BEGIN Recorded information

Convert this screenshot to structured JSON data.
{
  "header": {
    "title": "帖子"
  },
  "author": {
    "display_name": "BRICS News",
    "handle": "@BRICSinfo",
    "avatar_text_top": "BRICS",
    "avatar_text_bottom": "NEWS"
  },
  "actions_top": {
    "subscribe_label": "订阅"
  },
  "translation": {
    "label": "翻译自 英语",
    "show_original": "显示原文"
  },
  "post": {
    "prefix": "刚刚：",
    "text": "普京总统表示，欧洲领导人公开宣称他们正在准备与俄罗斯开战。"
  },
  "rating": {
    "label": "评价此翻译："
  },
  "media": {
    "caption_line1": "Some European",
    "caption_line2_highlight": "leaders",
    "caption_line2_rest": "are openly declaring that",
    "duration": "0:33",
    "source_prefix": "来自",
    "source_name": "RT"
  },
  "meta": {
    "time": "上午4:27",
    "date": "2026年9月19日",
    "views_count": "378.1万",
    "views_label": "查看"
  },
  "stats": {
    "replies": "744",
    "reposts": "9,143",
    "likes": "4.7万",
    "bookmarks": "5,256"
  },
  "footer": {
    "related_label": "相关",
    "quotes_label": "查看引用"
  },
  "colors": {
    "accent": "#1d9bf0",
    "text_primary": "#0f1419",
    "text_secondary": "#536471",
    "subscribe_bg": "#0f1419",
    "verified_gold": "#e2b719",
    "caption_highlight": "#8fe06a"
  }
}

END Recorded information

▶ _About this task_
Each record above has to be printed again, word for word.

▶ _Answer to this exercise_
Convert this screenshot to structured JSON data.
{
  "header": {
    "title": "帖子"
  },
  "author": {
    "display_name": "BRICS News",
    "handle": "@BRICSinfo",
    "avatar_text_top": "BRICS",
    "avatar_text_bottom": "NEWS"
  },
  "actions_top": {
    "subscribe_label": "订阅"
  },
  "translation": {
    "label": "翻译自 英语",
    "show_original": "显示原文"
  },
  "post": {
    "prefix": "刚刚：",
    "text": "普京总统表示，欧洲领导人公开宣称他们正在准备与俄罗斯开战。"
  },
  "rating": {
    "label": "评价此翻译："
  },
  "media": {
    "caption_line1": "Some European",
    "caption_line2_highlight": "leaders",
    "caption_line2_rest": "are openly declaring that",
    "duration": "0:33",
    "source_prefix": "来自",
    "source_name": "RT"
  },
  "meta": {
    "time": "上午4:27",
    "date": "2026年9月19日",
    "views_count": "378.1万",
    "views_label": "查看"
  },
  "stats": {
    "replies": "744",
    "reposts": "9,143",
    "likes": "4.7万",
    "bookmarks": "5,256"
  },
  "footer": {
    "related_label": "相关",
    "quotes_label": "查看引用"
  },
  "colors": {
    "accent": "#1d9bf0",
    "text_primary": "#0f1419",
    "text_secondary": "#536471",
    "subscribe_bg": "#0f1419",
    "verified_gold": "#e2b719",
    "caption_highlight": "#8fe06a"
  }
}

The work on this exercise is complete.